IGN gave the Xbox version of Double Agent an "Outstanding" 9.0 out of 10, the PlayStation 2 version an 8.7, and the Wii version a 5.5 for poor graphics and motion sensing. TeamXbox.com rated it 9.1 out of 10, USA Today 9 out of 10, GameTrailers.com 8.9 out of 10, and 1Up.com a "Dynamite" 8 out of 10.
Nintendo Power gave the GCN version 7.2 out of 10 and the Wii version 6.0 out of 10.
GameSpot gave the Xbox version a "Great" 8.5, the PlayStation 2 version a "Great" 8.2, the Wii version a "Fair" 6.2, and the Gamecube version a "Fair" 6.7. The major difference between them is the level of online multiplayer, graphics and the controls which differentiates one from another.
- Received IGN's award for Best Xbox Action Game of 2006
- Nominated by the Academy of Interactive Arts & Sciences for "Best Action/Adventure Game", "Best Male Performance", "Best Sound Design" and "Best Original Music" of 2006
- Won TeamXbox's "Best Action Game" and "Game of the Year" for the Xbox version.
- Won Gamespy's "Game of the Year" and "Best Action Game" for the Xbox version.

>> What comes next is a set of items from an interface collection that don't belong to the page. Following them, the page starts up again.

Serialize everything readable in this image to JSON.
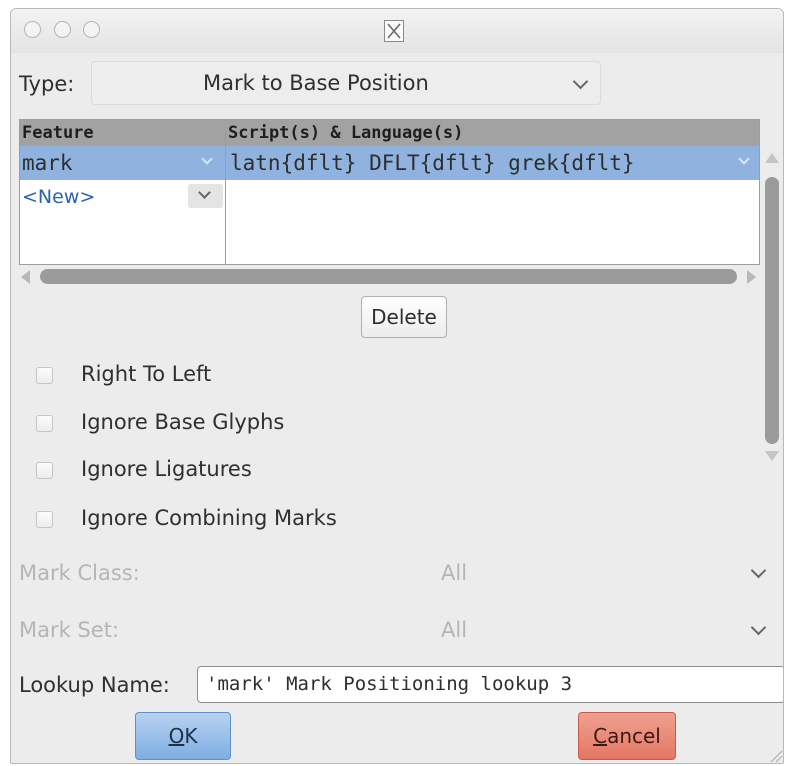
{
  "titlebar": {
    "icon": "x-window-icon"
  },
  "type_field": {
    "label": "Type:",
    "value": "Mark to Base Position"
  },
  "feature_table": {
    "headers": {
      "feature": "Feature",
      "scripts": "Script(s) & Language(s)"
    },
    "rows": [
      {
        "feature": "mark",
        "scripts": "latn{dflt} DFLT{dflt} grek{dflt}"
      },
      {
        "feature": "<New>",
        "scripts": ""
      }
    ]
  },
  "delete_button": "Delete",
  "checkboxes": [
    {
      "label": "Right To Left",
      "checked": false
    },
    {
      "label": "Ignore Base Glyphs",
      "checked": false
    },
    {
      "label": "Ignore Ligatures",
      "checked": false
    },
    {
      "label": "Ignore Combining Marks",
      "checked": false
    }
  ],
  "mark_class": {
    "label": "Mark Class:",
    "value": "All"
  },
  "mark_set": {
    "label": "Mark Set:",
    "value": "All"
  },
  "lookup_name": {
    "label": "Lookup Name:",
    "value": "'mark' Mark Positioning lookup 3"
  },
  "ok_button": {
    "accel": "O",
    "rest": "K"
  },
  "cancel_button": {
    "accel": "C",
    "rest": "ancel"
  }
}
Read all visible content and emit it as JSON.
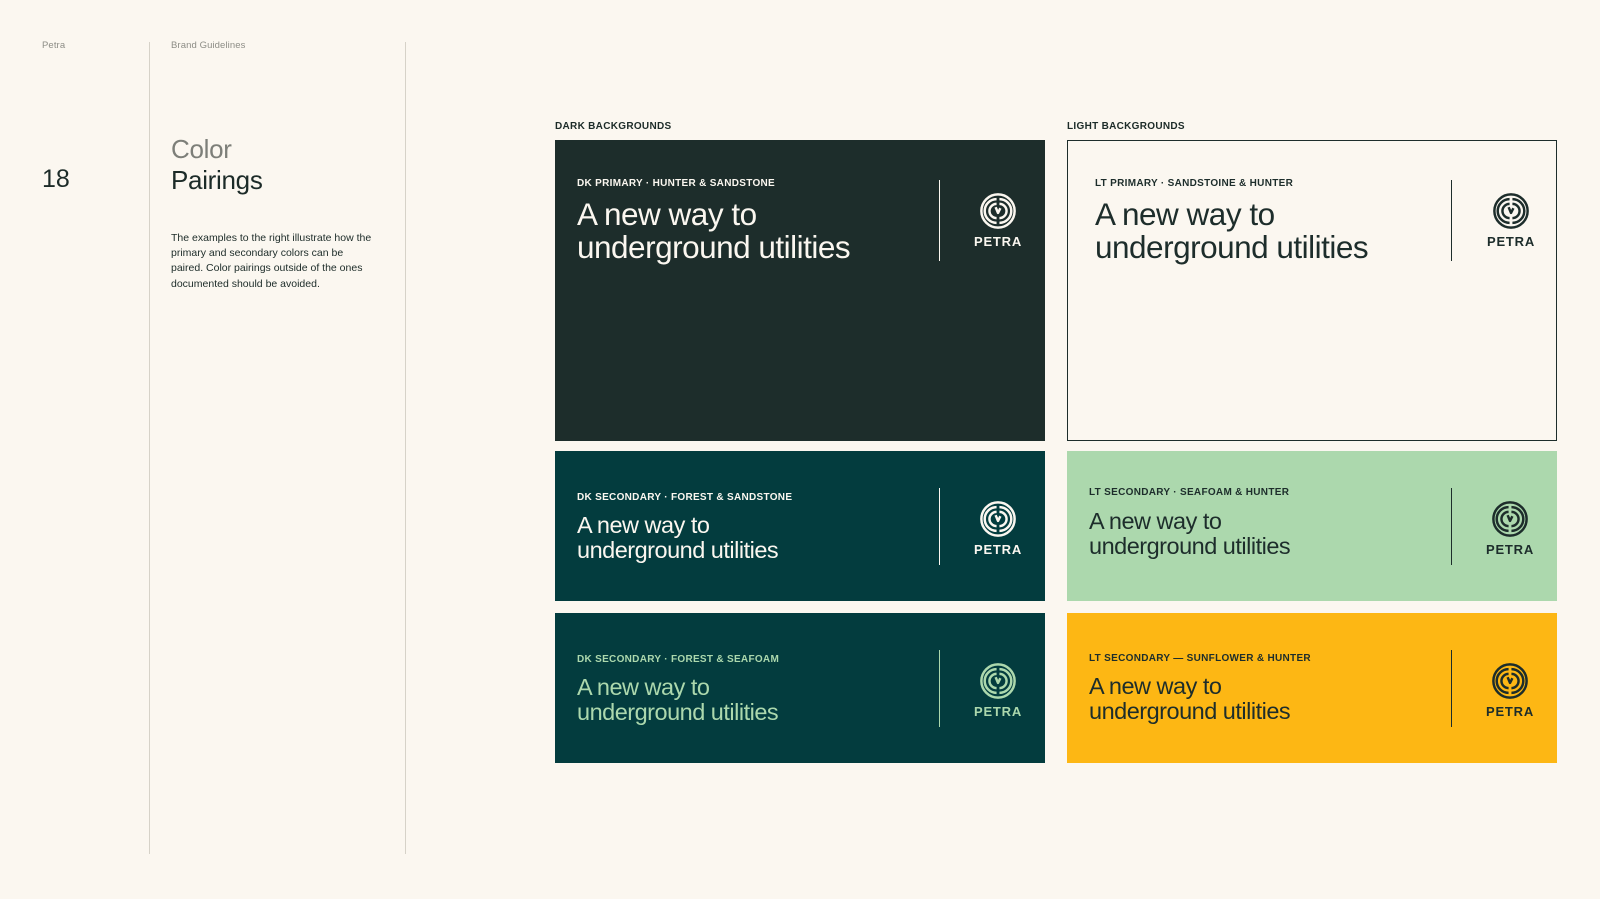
{
  "header": {
    "brand": "Petra",
    "doc": "Brand Guidelines"
  },
  "page": {
    "number": "18",
    "title_line1": "Color",
    "title_line2": "Pairings",
    "description": "The examples to the right illustrate how the primary and secondary colors can be paired. Color pairings outside of the ones documented should be avoided."
  },
  "sections": {
    "dark": "DARK BACKGROUNDS",
    "light": "LIGHT BACKGROUNDS"
  },
  "cards": [
    {
      "label": "DK PRIMARY · HUNTER & SANDSTONE",
      "headline_1": "A new way to",
      "headline_2": "underground utilities",
      "wordmark": "PETRA",
      "icon": "petra-logo-icon",
      "bg": "#1d2d2b",
      "fg": "#fbf7f0"
    },
    {
      "label": "LT PRIMARY · SANDSTOINE & HUNTER",
      "headline_1": "A new way to",
      "headline_2": "underground utilities",
      "wordmark": "PETRA",
      "icon": "petra-logo-icon",
      "bg": "#fbf7f0",
      "fg": "#1d2d2b"
    },
    {
      "label": "DK SECONDARY · FOREST & SANDSTONE",
      "headline_1": "A new way to",
      "headline_2": "underground utilities",
      "wordmark": "PETRA",
      "icon": "petra-logo-icon",
      "bg": "#033c3e",
      "fg": "#fbf7f0"
    },
    {
      "label": "LT SECONDARY · SEAFOAM & HUNTER",
      "headline_1": "A new way to",
      "headline_2": "underground utilities",
      "wordmark": "PETRA",
      "icon": "petra-logo-icon",
      "bg": "#acd8ad",
      "fg": "#1d2d2b"
    },
    {
      "label": "DK SECONDARY · FOREST & SEAFOAM",
      "headline_1": "A new way to",
      "headline_2": "underground utilities",
      "wordmark": "PETRA",
      "icon": "petra-logo-icon",
      "bg": "#033c3e",
      "fg": "#acd8ad"
    },
    {
      "label": "LT SECONDARY — SUNFLOWER & HUNTER",
      "headline_1": "A new way to",
      "headline_2": "underground utilities",
      "wordmark": "PETRA",
      "icon": "petra-logo-icon",
      "bg": "#fdb714",
      "fg": "#1d2d2b"
    }
  ]
}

- Won Official Xbox Magazine's Action-Adventure Game of the Year - February 2007
- Won Official Xbox Magazine's Co-op Game of the Year - February 2007
The Soundtrack was composed and produced by Michael McCann (under the alias Behavior). McCann handled all music except the cinematics, which were composed by Velasco and Dikiciyan. Currently, anyone can download the complete score of both versions of the game from Michael McCann's website 
- According to released material from Ubisoft, the two "Double Agent" maps ("United States Penitentiary" and "Delta Atlantic Warehouse") from Splinter Cell: Essentials are part of the Splinter Cell: Double Agent series. Like the other two versions of Double Agent, the maps are original exclusive levels (thus inconsistent with the other two games in series).
- The Double Agent missions in Essentials follow closer to the events in this version of Double Agent, than Ubisoft Shanghai's version. In both versions Sarah Fisher is killed in January 2008. Later, Sam escapes from a prison in Kansas with Jamie Washington on November 16, 2008 after knocking out or killing another inmate. Lambert is shot and dies in the JBA Headquarters in New Orleans in both versions. The JBA Headquarters level in Essentials takes place just after the second JBA HQ mission in Ubisoft Montreal's Double Agent (parallel to Lambert's death cinematic). The cinematic shows Sam Fisher disposing of Lambert's body in a dumpster after Carson Moss shot him. The Double Agent portions of Essentials and Version 2 of Double Agent take place at approximately the same time, leading into December 2008.
- Tom Clancy's Splinter Cell
- Tom Clancy's Splinter Cell: Pandora Tomorrow
- Tom Clancy's Splinter Cell: Chaos Theory
- Tom Clancy's Splinter Cell: Essentials
- Tom Clancy's Splinter Cell: Double Agent (Version 1)
- Tom Clancy's Splinter Cell: Conviction
- Tom Clancy's Splinter Cell: Blacklist